> [Aim of the task]
Write the listing below out again exactly, dropping the images.

> [Data supplied]
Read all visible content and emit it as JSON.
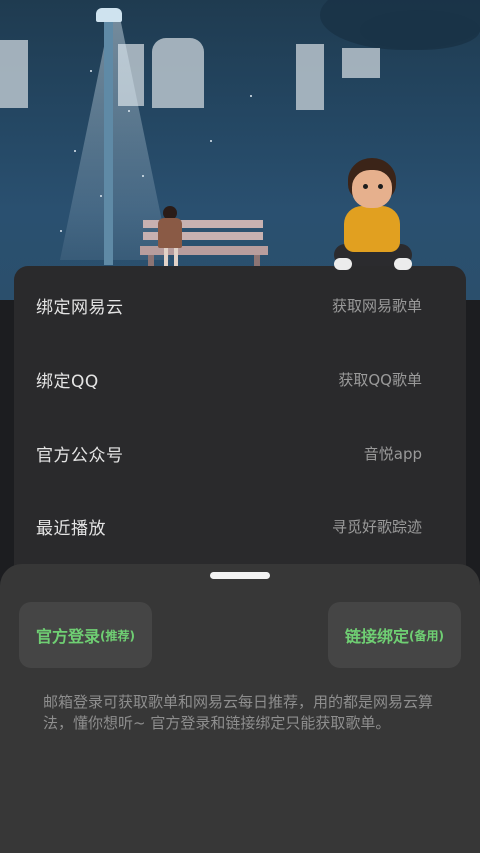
{
  "menu": {
    "items": [
      {
        "title": "绑定网易云",
        "subtitle": "获取网易歌单"
      },
      {
        "title": "绑定QQ",
        "subtitle": "获取QQ歌单"
      },
      {
        "title": "官方公众号",
        "subtitle": "音悦app"
      },
      {
        "title": "最近播放",
        "subtitle": "寻觅好歌踪迹"
      }
    ]
  },
  "sheet": {
    "official_login": {
      "label": "官方登录",
      "tag": "(推荐)"
    },
    "link_bind": {
      "label": "链接绑定",
      "tag": "(备用)"
    },
    "hint": "邮箱登录可获取歌单和网易云每日推荐，用的都是网易云算法，懂你想听~ 官方登录和链接绑定只能获取歌单。"
  },
  "colors": {
    "accent": "#6fcf73",
    "card": "#2a2a2c",
    "sheet": "#373737",
    "button": "#454545"
  }
}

> [Result for this task]
Read all visible content and emit it as JSON.
{
  "menu": {
    "items": [
      {
        "title": "绑定网易云",
        "subtitle": "获取网易歌单"
      },
      {
        "title": "绑定QQ",
        "subtitle": "获取QQ歌单"
      },
      {
        "title": "官方公众号",
        "subtitle": "音悦app"
      },
      {
        "title": "最近播放",
        "subtitle": "寻觅好歌踪迹"
      }
    ]
  },
  "sheet": {
    "official_login": {
      "label": "官方登录",
      "tag": "(推荐)"
    },
    "link_bind": {
      "label": "链接绑定",
      "tag": "(备用)"
    },
    "hint": "邮箱登录可获取歌单和网易云每日推荐，用的都是网易云算法，懂你想听~ 官方登录和链接绑定只能获取歌单。"
  },
  "colors": {
    "accent": "#6fcf73",
    "card": "#2a2a2c",
    "sheet": "#373737",
    "button": "#454545"
  }
}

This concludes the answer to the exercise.